## What to produce
For each line of the data below that includes the string "name", count one, and answer with the sum only.
Top of Dataset extract
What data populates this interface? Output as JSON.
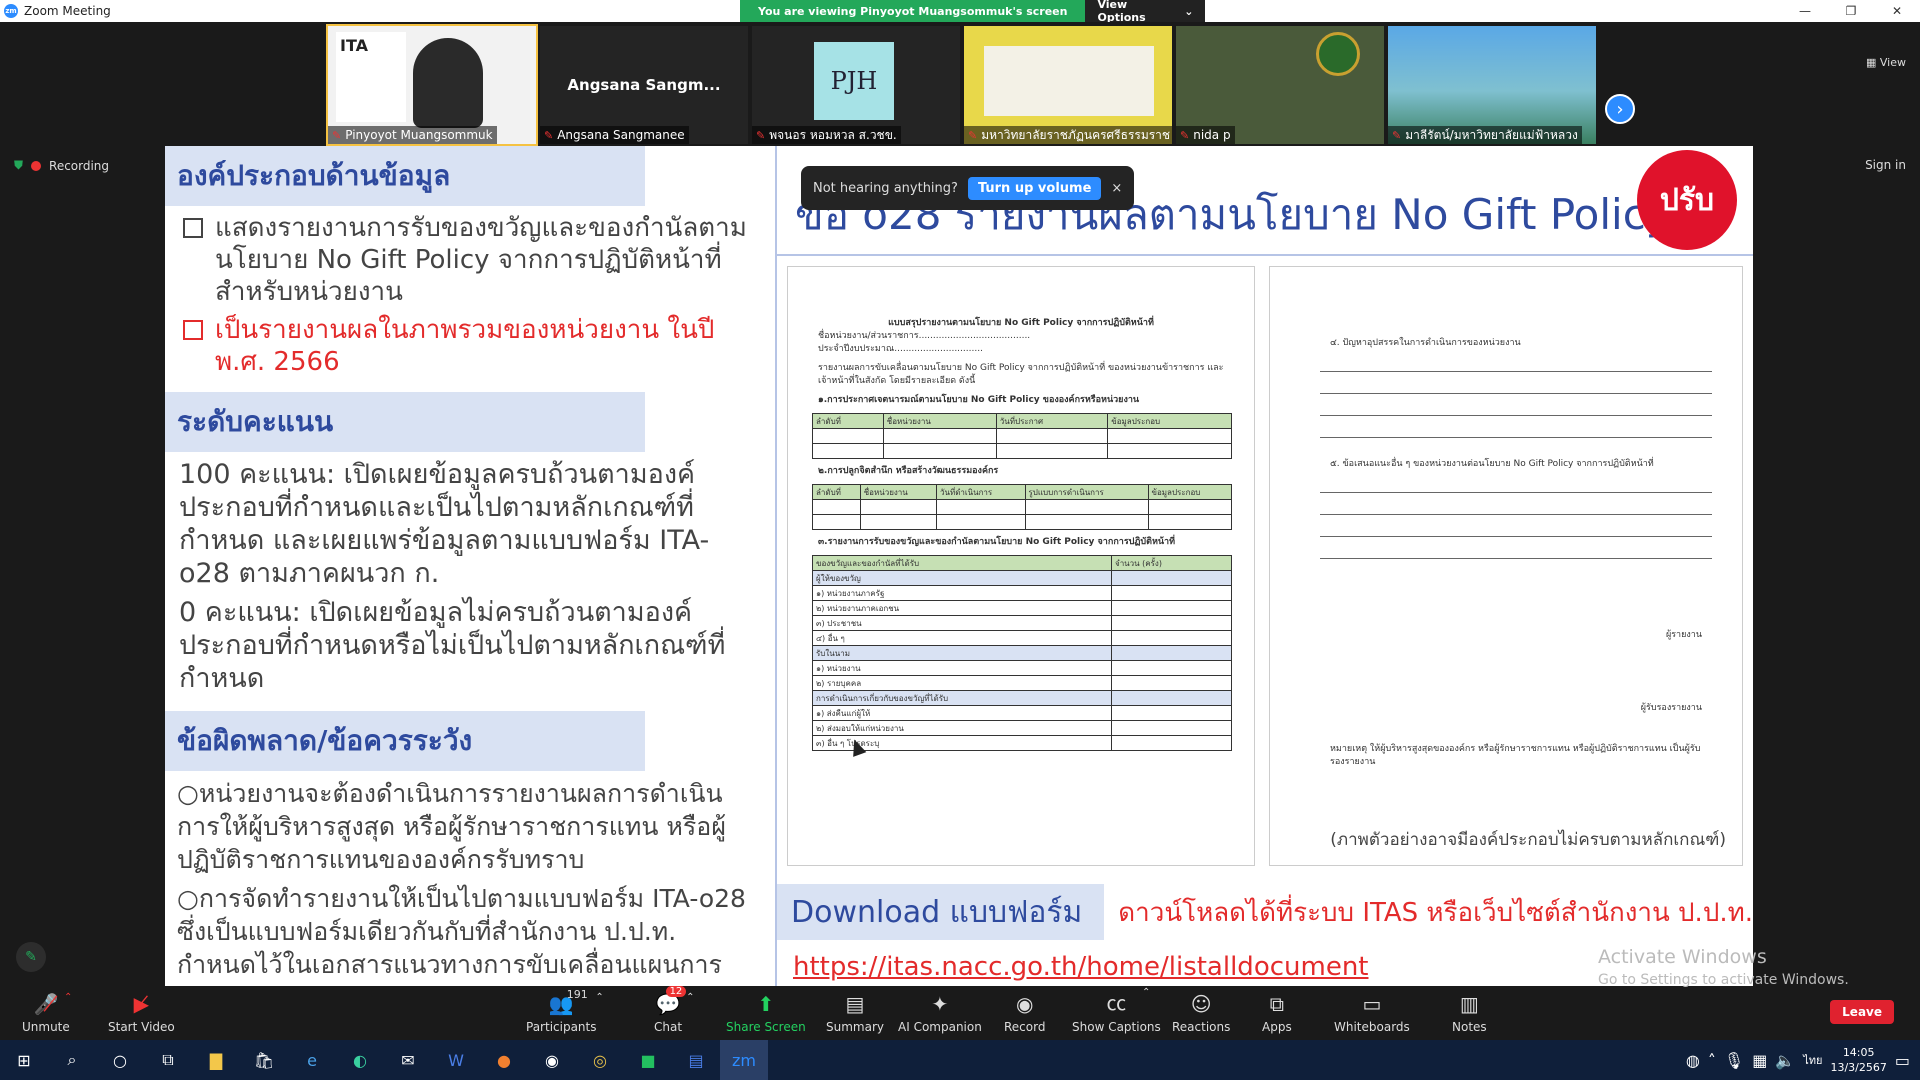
{
  "window": {
    "title": "Zoom Meeting",
    "logo": "zm"
  },
  "banner": {
    "message": "You are viewing Pinyoyot Muangsommuk's screen",
    "view_options": "View Options"
  },
  "participants_strip": [
    {
      "name": "Pinyoyot Muangsommuk",
      "active": true
    },
    {
      "name": "Angsana Sangmanee",
      "display": "Angsana Sangm..."
    },
    {
      "name": "พจนอร หอมหวล ส.วชข.",
      "avatar_text": "PJH"
    },
    {
      "name": "มหาวิทยาลัยราชภัฏนครศรีธรรมราช"
    },
    {
      "name": "nida p"
    },
    {
      "name": "มาลีรัตน์/มหาวิทยาลัยแม่ฟ้าหลวง"
    }
  ],
  "view_label": "View",
  "recording": {
    "label": "Recording"
  },
  "sign_in": "Sign in",
  "toast": {
    "text": "Not hearing anything?",
    "button": "Turn up volume",
    "close": "×"
  },
  "slide": {
    "left": {
      "section1_title": "องค์ประกอบด้านข้อมูล",
      "item1": "แสดงรายงานการรับของขวัญและของกำนัลตามนโยบาย No Gift Policy จากการปฏิบัติหน้าที่ สำหรับหน่วยงาน",
      "item2": "เป็นรายงานผลในภาพรวมของหน่วยงาน ในปี พ.ศ. 2566",
      "section2_title": "ระดับคะแนน",
      "score100": "100 คะแนน: เปิดเผยข้อมูลครบถ้วนตามองค์ประกอบที่กำหนดและเป็นไปตามหลักเกณฑ์ที่กำหนด และเผยแพร่ข้อมูลตามแบบฟอร์ม ITA-o28 ตามภาคผนวก ก.",
      "score0": "0 คะแนน: เปิดเผยข้อมูลไม่ครบถ้วนตามองค์ประกอบที่กำหนดหรือไม่เป็นไปตามหลักเกณฑ์ที่กำหนด",
      "section3_title": "ข้อผิดพลาด/ข้อควรระวัง",
      "caution1": "หน่วยงานจะต้องดำเนินการรายงานผลการดำเนินการให้ผู้บริหารสูงสุด หรือผู้รักษาราชการแทน หรือผู้ปฏิบัติราชการแทนขององค์กรรับทราบ",
      "caution2": "การจัดทำรายงานให้เป็นไปตามแบบฟอร์ม ITA-o28 ซึ่งเป็นแบบฟอร์มเดียวกันกับที่สำนักงาน ป.ป.ท. กำหนดไว้ในเอกสารแนวทางการขับเคลื่อนแผนการ"
    },
    "right": {
      "title": "ข้อ o28 รายงานผลตามนโยบาย No Gift Policy",
      "badge": "ปรับ",
      "doc1": {
        "heading": "แบบสรุปรายงานตามนโยบาย No Gift Policy จากการปฏิบัติหน้าที่",
        "agency_line": "ชื่อหน่วยงาน/ส่วนราชการ.......................................",
        "year_line": "ประจำปีงบประมาณ...............................",
        "intro": "รายงานผลการขับเคลื่อนตามนโยบาย No Gift Policy จากการปฏิบัติหน้าที่ ของหน่วยงานข้าราชการ และเจ้าหน้าที่ในสังกัด โดยมีรายละเอียด ดังนี้",
        "sec1": "๑.การประกาศเจตนารมณ์ตามนโยบาย No Gift Policy ขององค์กรหรือหน่วยงาน",
        "table1_headers": [
          "ลำดับที่",
          "ชื่อหน่วยงาน",
          "วันที่ประกาศ",
          "ข้อมูลประกอบ"
        ],
        "sec2": "๒.การปลูกจิตสำนึก หรือสร้างวัฒนธรรมองค์กร",
        "table2_headers": [
          "ลำดับที่",
          "ชื่อหน่วยงาน",
          "วันที่ดำเนินการ",
          "รูปแบบการดำเนินการ",
          "ข้อมูลประกอบ"
        ],
        "sec3": "๓.รายงานการรับของขวัญและของกำนัลตามนโยบาย No Gift Policy จากการปฏิบัติหน้าที่",
        "table3_headers": [
          "ของขวัญและของกำนัลที่ได้รับ",
          "จำนวน (ครั้ง)"
        ],
        "table3_rows": [
          {
            "label": "ผู้ให้ของขวัญ",
            "group": true
          },
          {
            "label": "๑) หน่วยงานภาครัฐ"
          },
          {
            "label": "๒) หน่วยงานภาคเอกชน"
          },
          {
            "label": "๓) ประชาชน"
          },
          {
            "label": "๔) อื่น ๆ"
          },
          {
            "label": "รับในนาม",
            "group": true
          },
          {
            "label": "๑) หน่วยงาน"
          },
          {
            "label": "๒) รายบุคคล"
          },
          {
            "label": "การดำเนินการเกี่ยวกับของขวัญที่ได้รับ",
            "group": true
          },
          {
            "label": "๑) ส่งคืนแก่ผู้ให้"
          },
          {
            "label": "๒) ส่งมอบให้แก่หน่วยงาน"
          },
          {
            "label": "๓) อื่น ๆ โปรดระบุ"
          }
        ]
      },
      "doc2": {
        "item4": "๔. ปัญหาอุปสรรคในการดำเนินการของหน่วยงาน",
        "item5": "๕. ข้อเสนอแนะอื่น ๆ ของหน่วยงานต่อนโยบาย No Gift Policy จากการปฏิบัติหน้าที่",
        "sign1": "ผู้รายงาน",
        "sign2": "ผู้รับรองรายงาน",
        "note": "หมายเหตุ ให้ผู้บริหารสูงสุดขององค์กร หรือผู้รักษาราชการแทน หรือผู้ปฏิบัติราชการแทน เป็นผู้รับรองรายงาน",
        "caption": "(ภาพตัวอย่างอาจมีองค์ประกอบไม่ครบตามหลักเกณฑ์)"
      },
      "download_label": "Download แบบฟอร์ม",
      "download_text": "ดาวน์โหลดได้ที่ระบบ ITAS หรือเว็บไซต์สำนักงาน ป.ป.ท.",
      "url": "https://itas.nacc.go.th/home/listalldocument"
    }
  },
  "watermark": {
    "line1": "Activate Windows",
    "line2": "Go to Settings to activate Windows."
  },
  "toolbar": [
    {
      "label": "Unmute",
      "icon": "mic-muted-icon"
    },
    {
      "label": "Start Video",
      "icon": "video-off-icon"
    },
    {
      "label": "Participants",
      "icon": "participants-icon",
      "count": "191"
    },
    {
      "label": "Chat",
      "icon": "chat-icon",
      "badge": "12"
    },
    {
      "label": "Share Screen",
      "icon": "share-screen-icon"
    },
    {
      "label": "Summary",
      "icon": "summary-icon"
    },
    {
      "label": "AI Companion",
      "icon": "ai-companion-icon"
    },
    {
      "label": "Record",
      "icon": "record-icon"
    },
    {
      "label": "Show Captions",
      "icon": "captions-icon"
    },
    {
      "label": "Reactions",
      "icon": "reactions-icon"
    },
    {
      "label": "Apps",
      "icon": "apps-icon"
    },
    {
      "label": "Whiteboards",
      "icon": "whiteboard-icon"
    },
    {
      "label": "Notes",
      "icon": "notes-icon"
    }
  ],
  "leave": "Leave",
  "taskbar": {
    "time": "14:05",
    "date": "13/3/2567",
    "lang": "ไทย",
    "zoom_label": "zm"
  }
}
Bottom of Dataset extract
## Solution to this task
6